#### Task objective:
What is needed is a faithful copy of all the entries, with no pictures in it.
--- START ---
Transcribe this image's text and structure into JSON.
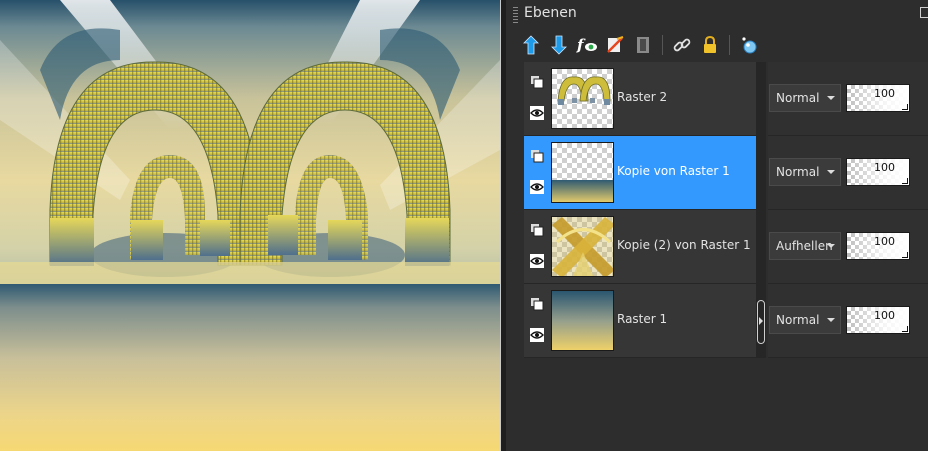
{
  "panel": {
    "title": "Ebenen"
  },
  "toolbar": {
    "buttons": [
      "new-raster-layer-icon",
      "new-vector-layer-icon",
      "layer-effects-icon",
      "delete-layer-icon",
      "mask-icon",
      "link-layers-icon",
      "lock-icon",
      "layer-properties-icon"
    ]
  },
  "layers": [
    {
      "name": "Raster 2",
      "blend_mode": "Normal",
      "opacity": "100",
      "selected": false,
      "thumbnail": "arches"
    },
    {
      "name": "Kopie von Raster 1",
      "blend_mode": "Normal",
      "opacity": "100",
      "selected": true,
      "thumbnail": "gradient-bottom"
    },
    {
      "name": "Kopie (2) von Raster 1",
      "blend_mode": "Aufhellen",
      "opacity": "100",
      "selected": false,
      "thumbnail": "golden-cross"
    },
    {
      "name": "Raster 1",
      "blend_mode": "Normal",
      "opacity": "100",
      "selected": false,
      "thumbnail": "gradient-full"
    }
  ],
  "colors": {
    "selection": "#3399ff",
    "panel_bg": "#2d2d2d",
    "accent_blue": "#1e9be8",
    "arch_yellow": "#d8cc4a"
  }
}
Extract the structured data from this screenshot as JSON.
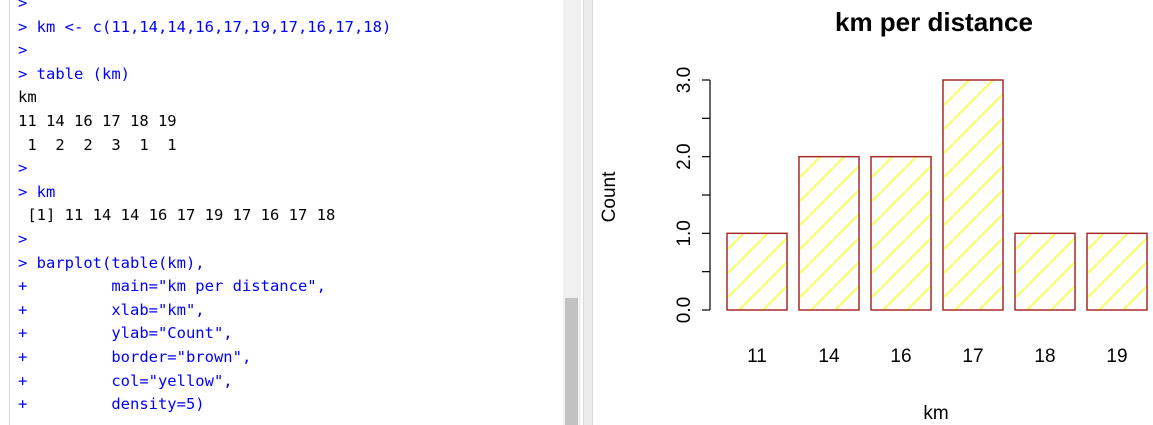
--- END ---
#### Response to the exercise:
Transcribe this image's text and structure into JSON.
{
  "panel": {
    "title": "Ebenen"
  },
  "toolbar": {
    "buttons": [
      "new-raster-layer-icon",
      "new-vector-layer-icon",
      "layer-effects-icon",
      "delete-layer-icon",
      "mask-icon",
      "link-layers-icon",
      "lock-icon",
      "layer-properties-icon"
    ]
  },
  "layers": [
    {
      "name": "Raster 2",
      "blend_mode": "Normal",
      "opacity": "100",
      "selected": false,
      "thumbnail": "arches"
    },
    {
      "name": "Kopie von Raster 1",
      "blend_mode": "Normal",
      "opacity": "100",
      "selected": true,
      "thumbnail": "gradient-bottom"
    },
    {
      "name": "Kopie (2) von Raster 1",
      "blend_mode": "Aufhellen",
      "opacity": "100",
      "selected": false,
      "thumbnail": "golden-cross"
    },
    {
      "name": "Raster 1",
      "blend_mode": "Normal",
      "opacity": "100",
      "selected": false,
      "thumbnail": "gradient-full"
    }
  ],
  "colors": {
    "selection": "#3399ff",
    "panel_bg": "#2d2d2d",
    "accent_blue": "#1e9be8",
    "arch_yellow": "#d8cc4a"
  }
}
Extract the structured data from this screenshot as JSON.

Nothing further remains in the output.